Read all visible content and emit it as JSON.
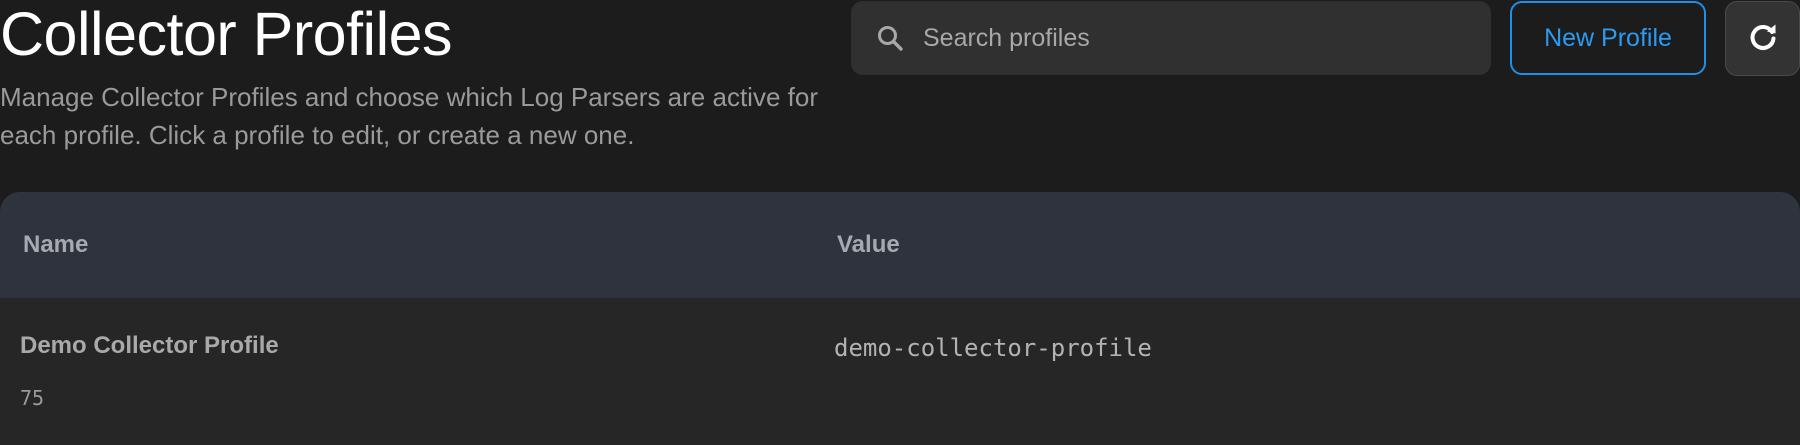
{
  "header": {
    "title": "Collector Profiles",
    "subtitle": "Manage Collector Profiles and choose which Log Parsers are active for each profile. Click a profile to edit, or create a new one."
  },
  "search": {
    "placeholder": "Search profiles",
    "value": "",
    "icon": "search-icon"
  },
  "toolbar": {
    "new_profile_label": "New Profile",
    "refresh_icon": "refresh-icon",
    "accent_color": "#1f8fe8"
  },
  "table": {
    "columns": [
      "Name",
      "Value"
    ],
    "rows": [
      {
        "name": "Demo Collector Profile",
        "id": "75",
        "value": "demo-collector-profile"
      }
    ]
  }
}
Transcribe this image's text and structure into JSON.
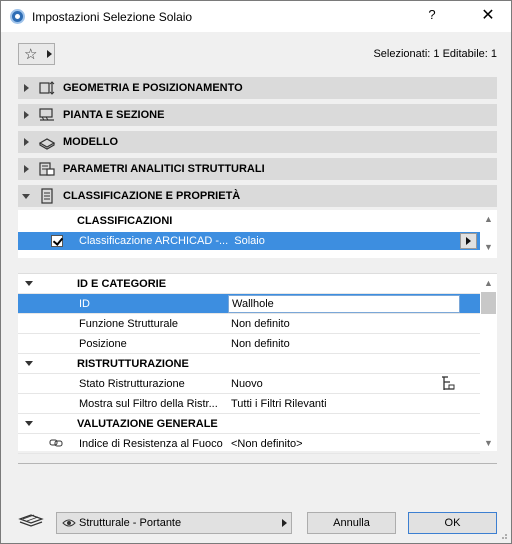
{
  "window": {
    "title": "Impostazioni Selezione Solaio",
    "help_label": "?",
    "close_label": "✕"
  },
  "status": {
    "text": "Selezionati: 1 Editabile: 1"
  },
  "panels": [
    {
      "label": "GEOMETRIA E POSIZIONAMENTO",
      "icon": "geometry-icon",
      "expanded": false
    },
    {
      "label": "PIANTA E SEZIONE",
      "icon": "floor-plan-icon",
      "expanded": false
    },
    {
      "label": "MODELLO",
      "icon": "model-icon",
      "expanded": false
    },
    {
      "label": "PARAMETRI ANALITICI STRUTTURALI",
      "icon": "structural-icon",
      "expanded": false
    },
    {
      "label": "CLASSIFICAZIONE E PROPRIETÀ",
      "icon": "document-icon",
      "expanded": true
    }
  ],
  "classifications": {
    "header": "CLASSIFICAZIONI",
    "row": {
      "name": "Classificazione ARCHICAD -...",
      "value": "Solaio",
      "checked": true
    }
  },
  "properties": {
    "groups": [
      {
        "name": "ID E CATEGORIE",
        "rows": [
          {
            "name": "ID",
            "value": "Wallhole"
          },
          {
            "name": "Funzione Strutturale",
            "value": "Non definito"
          },
          {
            "name": "Posizione",
            "value": "Non definito"
          }
        ]
      },
      {
        "name": "RISTRUTTURAZIONE",
        "rows": [
          {
            "name": "Stato Ristrutturazione",
            "value": "Nuovo"
          },
          {
            "name": "Mostra sul Filtro della Ristr...",
            "value": "Tutti i Filtri Rilevanti"
          }
        ]
      },
      {
        "name": "VALUTAZIONE GENERALE",
        "rows": [
          {
            "name": "Indice di Resistenza al Fuoco",
            "value": "<Non definito>"
          }
        ]
      }
    ]
  },
  "bottom": {
    "layer": "Strutturale - Portante",
    "cancel_label": "Annulla",
    "ok_label": "OK"
  },
  "colors": {
    "selection": "#3d8ee0",
    "panel_header": "#dadada"
  }
}
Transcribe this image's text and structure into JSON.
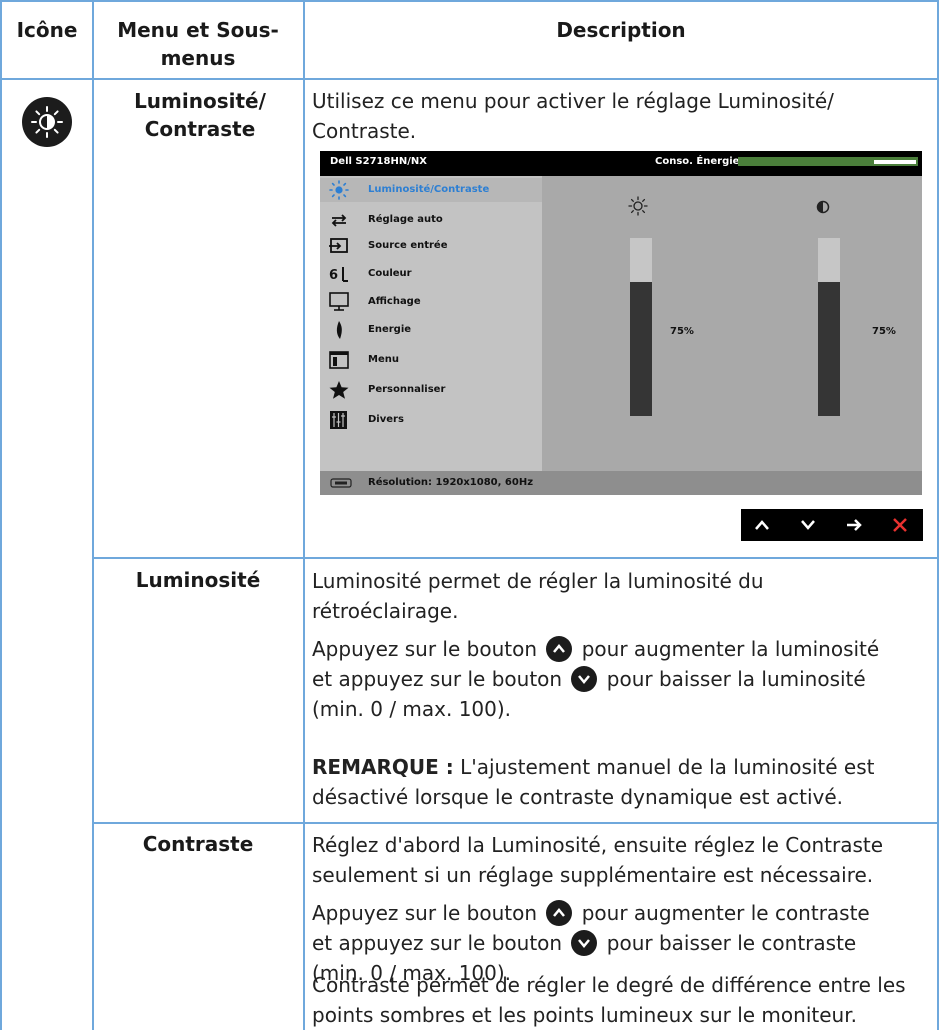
{
  "headers": {
    "icon": "Icône",
    "menu": "Menu et Sous-menus",
    "description": "Description"
  },
  "rows": {
    "brightness_contrast": {
      "icon": "brightness-contrast-icon",
      "menu_name": "Luminosité/ Contraste",
      "description": "Utilisez ce menu pour activer le réglage Luminosité/ Contraste."
    },
    "luminosite": {
      "menu_name": "Luminosité",
      "desc1": "Luminosité permet de régler la luminosité du rétroéclairage.",
      "desc2_a": "Appuyez sur le bouton",
      "desc2_b": "pour augmenter la luminosité",
      "desc2_c": "et appuyez sur le bouton",
      "desc2_d": "pour baisser la luminosité",
      "desc2_e": "(min. 0 / max. 100).",
      "note_label": "REMARQUE :",
      "note_text": "L'ajustement manuel de la luminosité est désactivé lorsque le contraste dynamique est activé."
    },
    "contraste": {
      "menu_name": "Contraste",
      "desc1": "Réglez d'abord la Luminosité, ensuite réglez le Contraste seulement si un réglage supplémentaire est nécessaire.",
      "desc2_a": "Appuyez sur le bouton",
      "desc2_b": "pour augmenter le contraste",
      "desc2_c": "et appuyez sur le bouton",
      "desc2_d": "pour baisser le contraste",
      "desc2_e": "(min. 0 / max. 100).",
      "desc3": "Contraste permet de régler le degré de différence entre les points sombres et les points lumineux sur le moniteur."
    }
  },
  "osd": {
    "model": "Dell S2718HN/NX",
    "energy_label": "Conso. Énergie",
    "energy_level": 0.75,
    "menu_items": [
      {
        "label": "Luminosité/Contraste",
        "icon": "sun-icon",
        "selected": true
      },
      {
        "label": "Réglage auto",
        "icon": "auto-adjust-icon",
        "selected": false
      },
      {
        "label": "Source entrée",
        "icon": "input-source-icon",
        "selected": false
      },
      {
        "label": "Couleur",
        "icon": "color-icon",
        "selected": false
      },
      {
        "label": "Affichage",
        "icon": "display-icon",
        "selected": false
      },
      {
        "label": "Energie",
        "icon": "energy-icon",
        "selected": false
      },
      {
        "label": "Menu",
        "icon": "menu-icon",
        "selected": false
      },
      {
        "label": "Personnaliser",
        "icon": "star-icon",
        "selected": false
      },
      {
        "label": "Divers",
        "icon": "others-icon",
        "selected": false
      }
    ],
    "brightness_value": "75%",
    "contrast_value": "75%",
    "brightness_level": 0.75,
    "contrast_level": 0.75,
    "resolution": "Résolution: 1920x1080, 60Hz",
    "nav_buttons": [
      "up-icon",
      "down-icon",
      "right-arrow-icon",
      "close-icon"
    ]
  },
  "colors": {
    "rule": "#6fa8dc",
    "osd_selected": "#2d7fd3",
    "nav_close": "#e8312f",
    "energy_bar": "#4a7e3a"
  }
}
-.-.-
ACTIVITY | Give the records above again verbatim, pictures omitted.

TASK RESPONSE |
Read all visible content and emit it as JSON.
{
  "header": {
    "title": "Collector Profiles",
    "subtitle": "Manage Collector Profiles and choose which Log Parsers are active for each profile. Click a profile to edit, or create a new one."
  },
  "search": {
    "placeholder": "Search profiles",
    "value": "",
    "icon": "search-icon"
  },
  "toolbar": {
    "new_profile_label": "New Profile",
    "refresh_icon": "refresh-icon",
    "accent_color": "#1f8fe8"
  },
  "table": {
    "columns": [
      "Name",
      "Value"
    ],
    "rows": [
      {
        "name": "Demo Collector Profile",
        "id": "75",
        "value": "demo-collector-profile"
      }
    ]
  }
}
Transcribe this image's text and structure into JSON.
{
  "window": {
    "title": "Impostazioni Selezione Solaio",
    "help_label": "?",
    "close_label": "✕"
  },
  "status": {
    "text": "Selezionati: 1 Editabile: 1"
  },
  "panels": [
    {
      "label": "GEOMETRIA E POSIZIONAMENTO",
      "icon": "geometry-icon",
      "expanded": false
    },
    {
      "label": "PIANTA E SEZIONE",
      "icon": "floor-plan-icon",
      "expanded": false
    },
    {
      "label": "MODELLO",
      "icon": "model-icon",
      "expanded": false
    },
    {
      "label": "PARAMETRI ANALITICI STRUTTURALI",
      "icon": "structural-icon",
      "expanded": false
    },
    {
      "label": "CLASSIFICAZIONE E PROPRIETÀ",
      "icon": "document-icon",
      "expanded": true
    }
  ],
  "classifications": {
    "header": "CLASSIFICAZIONI",
    "row": {
      "name": "Classificazione ARCHICAD -...",
      "value": "Solaio",
      "checked": true
    }
  },
  "properties": {
    "groups": [
      {
        "name": "ID E CATEGORIE",
        "rows": [
          {
            "name": "ID",
            "value": "Wallhole"
          },
          {
            "name": "Funzione Strutturale",
            "value": "Non definito"
          },
          {
            "name": "Posizione",
            "value": "Non definito"
          }
        ]
      },
      {
        "name": "RISTRUTTURAZIONE",
        "rows": [
          {
            "name": "Stato Ristrutturazione",
            "value": "Nuovo"
          },
          {
            "name": "Mostra sul Filtro della Ristr...",
            "value": "Tutti i Filtri Rilevanti"
          }
        ]
      },
      {
        "name": "VALUTAZIONE GENERALE",
        "rows": [
          {
            "name": "Indice di Resistenza al Fuoco",
            "value": "<Non definito>"
          }
        ]
      }
    ]
  },
  "bottom": {
    "layer": "Strutturale - Portante",
    "cancel_label": "Annulla",
    "ok_label": "OK"
  },
  "colors": {
    "selection": "#3d8ee0",
    "panel_header": "#dadada"
  }
}
Transcribe this image's text and structure into JSON.
{
  "headers": {
    "icon": "Icône",
    "menu": "Menu et Sous-menus",
    "description": "Description"
  },
  "rows": {
    "brightness_contrast": {
      "icon": "brightness-contrast-icon",
      "menu_name": "Luminosité/ Contraste",
      "description": "Utilisez ce menu pour activer le réglage Luminosité/ Contraste."
    },
    "luminosite": {
      "menu_name": "Luminosité",
      "desc1": "Luminosité permet de régler la luminosité du rétroéclairage.",
      "desc2_a": "Appuyez sur le bouton",
      "desc2_b": "pour augmenter la luminosité",
      "desc2_c": "et appuyez sur le bouton",
      "desc2_d": "pour baisser la luminosité",
      "desc2_e": "(min. 0 / max. 100).",
      "note_label": "REMARQUE :",
      "note_text": "L'ajustement manuel de la luminosité est désactivé lorsque le contraste dynamique est activé."
    },
    "contraste": {
      "menu_name": "Contraste",
      "desc1": "Réglez d'abord la Luminosité, ensuite réglez le Contraste seulement si un réglage supplémentaire est nécessaire.",
      "desc2_a": "Appuyez sur le bouton",
      "desc2_b": "pour augmenter le contraste",
      "desc2_c": "et appuyez sur le bouton",
      "desc2_d": "pour baisser le contraste",
      "desc2_e": "(min. 0 / max. 100).",
      "desc3": "Contraste permet de régler le degré de différence entre les points sombres et les points lumineux sur le moniteur."
    }
  },
  "osd": {
    "model": "Dell S2718HN/NX",
    "energy_label": "Conso. Énergie",
    "energy_level": 0.75,
    "menu_items": [
      {
        "label": "Luminosité/Contraste",
        "icon": "sun-icon",
        "selected": true
      },
      {
        "label": "Réglage auto",
        "icon": "auto-adjust-icon",
        "selected": false
      },
      {
        "label": "Source entrée",
        "icon": "input-source-icon",
        "selected": false
      },
      {
        "label": "Couleur",
        "icon": "color-icon",
        "selected": false
      },
      {
        "label": "Affichage",
        "icon": "display-icon",
        "selected": false
      },
      {
        "label": "Energie",
        "icon": "energy-icon",
        "selected": false
      },
      {
        "label": "Menu",
        "icon": "menu-icon",
        "selected": false
      },
      {
        "label": "Personnaliser",
        "icon": "star-icon",
        "selected": false
      },
      {
        "label": "Divers",
        "icon": "others-icon",
        "selected": false
      }
    ],
    "brightness_value": "75%",
    "contrast_value": "75%",
    "brightness_level": 0.75,
    "contrast_level": 0.75,
    "resolution": "Résolution: 1920x1080, 60Hz",
    "nav_buttons": [
      "up-icon",
      "down-icon",
      "right-arrow-icon",
      "close-icon"
    ]
  },
  "colors": {
    "rule": "#6fa8dc",
    "osd_selected": "#2d7fd3",
    "nav_close": "#e8312f",
    "energy_bar": "#4a7e3a"
  }
}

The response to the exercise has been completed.